App and web page records:
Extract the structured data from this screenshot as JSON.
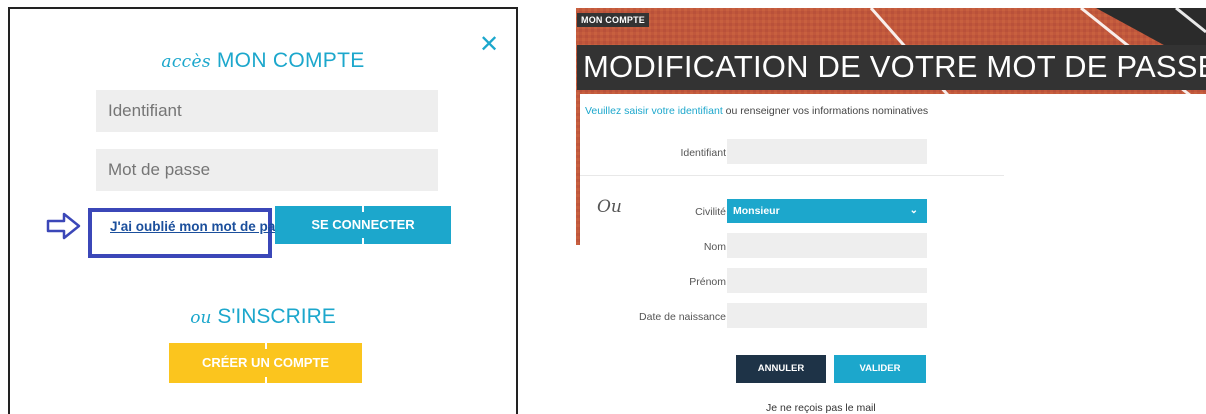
{
  "login": {
    "title_script": "accès",
    "title_main": "MON COMPTE",
    "close_glyph": "✕",
    "identifier_placeholder": "Identifiant",
    "password_placeholder": "Mot de passe",
    "forgot_link": "J'ai oublié mon mot de passe",
    "connect_button": "SE CONNECTER",
    "register_script": "ou",
    "register_main": "S'INSCRIRE",
    "create_button": "CRÉER UN COMPTE"
  },
  "reset": {
    "breadcrumb": "MON COMPTE",
    "title": "MODIFICATION DE VOTRE MOT DE PASSE",
    "intro_link": "Veuillez saisir votre identifiant",
    "intro_rest": " ou renseigner vos informations nominatives",
    "identifier_label": "Identifiant",
    "ou_label": "Ou",
    "civility_label": "Civilité",
    "civility_value": "Monsieur",
    "name_label": "Nom",
    "firstname_label": "Prénom",
    "birthdate_label": "Date de naissance",
    "cancel_button": "ANNULER",
    "validate_button": "VALIDER",
    "no_mail_link": "Je ne reçois pas le mail"
  },
  "colors": {
    "accent_blue": "#1ca7cc",
    "create_yellow": "#fbc51e",
    "highlight_box": "#3b47b8",
    "hero_terracotta": "#c1583c",
    "cancel_navy": "#1e3347"
  },
  "icons": {
    "close": "close-icon",
    "pointer_arrow": "arrow-right-icon",
    "select_chevron": "chevron-down-icon"
  }
}
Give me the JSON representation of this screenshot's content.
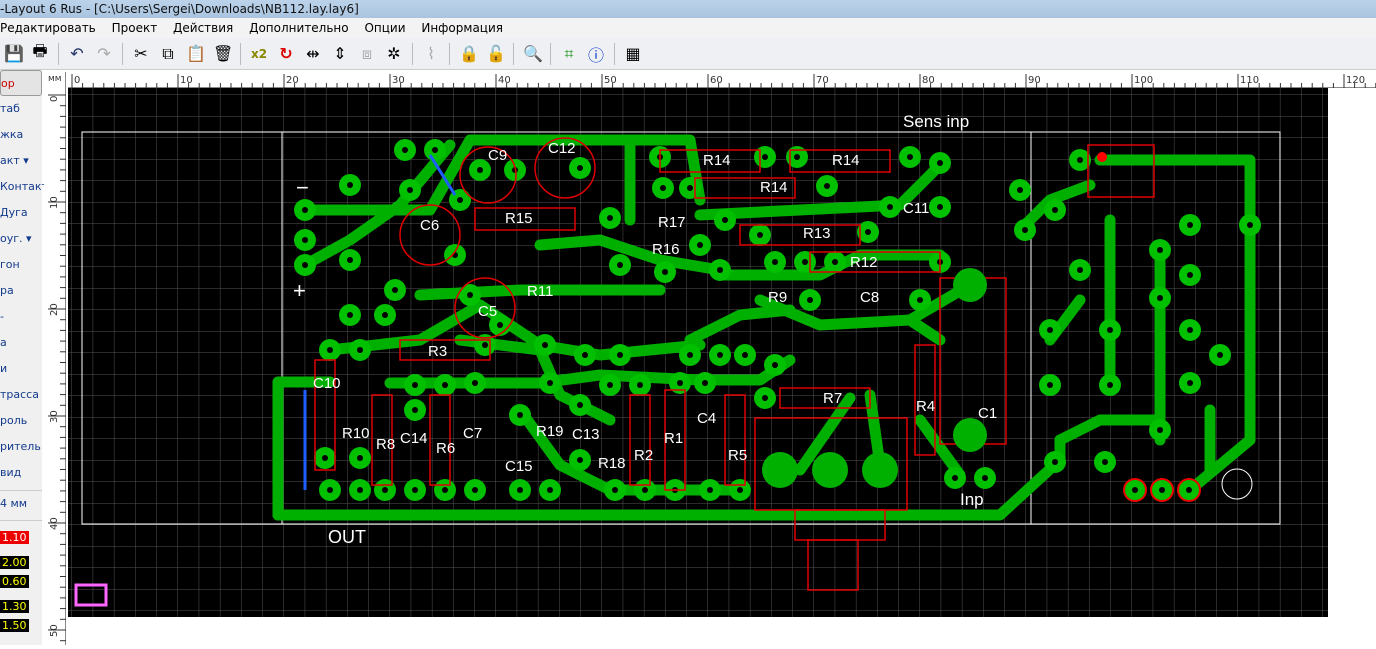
{
  "window": {
    "title": "-Layout 6 Rus - [C:\\Users\\Sergei\\Downloads\\NB112.lay.lay6]"
  },
  "menu": [
    "Редактировать",
    "Проект",
    "Действия",
    "Дополнительно",
    "Опции",
    "Информация"
  ],
  "toolbar": [
    "save-icon",
    "print-icon",
    "undo-icon",
    "redo-icon",
    "cut-icon",
    "copy-icon",
    "paste-icon",
    "delete-icon",
    "x2-icon",
    "rotate-icon",
    "mirror-icon",
    "align-icon",
    "group-icon",
    "snap-icon",
    "route-icon",
    "lock-icon",
    "unlock-icon",
    "zoom-icon",
    "crop-icon",
    "info-icon",
    "pattern-icon"
  ],
  "toolbar_x2": "x2",
  "sidebar": {
    "items": [
      "ор",
      "таб",
      "жка",
      "акт ▾",
      "Контакт",
      "Дуга",
      "оуг. ▾",
      "гон",
      "ра",
      "-",
      "а",
      "и",
      "трасса",
      "роль",
      "ритель",
      "вид"
    ],
    "grid": "4 мм",
    "values": [
      "1.10",
      "2.00",
      "0.60",
      "1.30",
      "1.50"
    ]
  },
  "ruler": {
    "unit": "мм",
    "top": [
      "0",
      "10",
      "20",
      "30",
      "40",
      "50",
      "60",
      "70",
      "80",
      "90",
      "100",
      "110",
      "120"
    ],
    "left": [
      "0",
      "10",
      "20",
      "30",
      "40",
      "50"
    ]
  },
  "board": {
    "labels": [
      {
        "t": "Sens inp"
      },
      {
        "t": "C9"
      },
      {
        "t": "C12"
      },
      {
        "t": "R14"
      },
      {
        "t": "R14"
      },
      {
        "t": "R14"
      },
      {
        "t": "C6"
      },
      {
        "t": "R15"
      },
      {
        "t": "R17"
      },
      {
        "t": "C11"
      },
      {
        "t": "R13"
      },
      {
        "t": "R16"
      },
      {
        "t": "R12"
      },
      {
        "t": "R11"
      },
      {
        "t": "R9"
      },
      {
        "t": "C8"
      },
      {
        "t": "C5"
      },
      {
        "t": "R3"
      },
      {
        "t": "C10"
      },
      {
        "t": "R7"
      },
      {
        "t": "R4"
      },
      {
        "t": "C1"
      },
      {
        "t": "C4"
      },
      {
        "t": "R10"
      },
      {
        "t": "R8"
      },
      {
        "t": "C14"
      },
      {
        "t": "C7"
      },
      {
        "t": "R6"
      },
      {
        "t": "R19"
      },
      {
        "t": "C13"
      },
      {
        "t": "R1"
      },
      {
        "t": "C15"
      },
      {
        "t": "R18"
      },
      {
        "t": "R2"
      },
      {
        "t": "R5"
      },
      {
        "t": "Inp"
      },
      {
        "t": "OUT"
      },
      {
        "t": "−"
      },
      {
        "t": "+"
      }
    ]
  },
  "colors": {
    "trace": "#00b000",
    "pad": "#00c000",
    "outline": "#e00000",
    "grid": "#555555",
    "bg": "#000000"
  }
}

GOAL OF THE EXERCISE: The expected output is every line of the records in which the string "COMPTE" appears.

RESULT OF THIS EXERCISE:
    "title_main": "MON COMPTE",
    "create_button": "CRÉER UN COMPTE"
    "breadcrumb": "MON COMPTE",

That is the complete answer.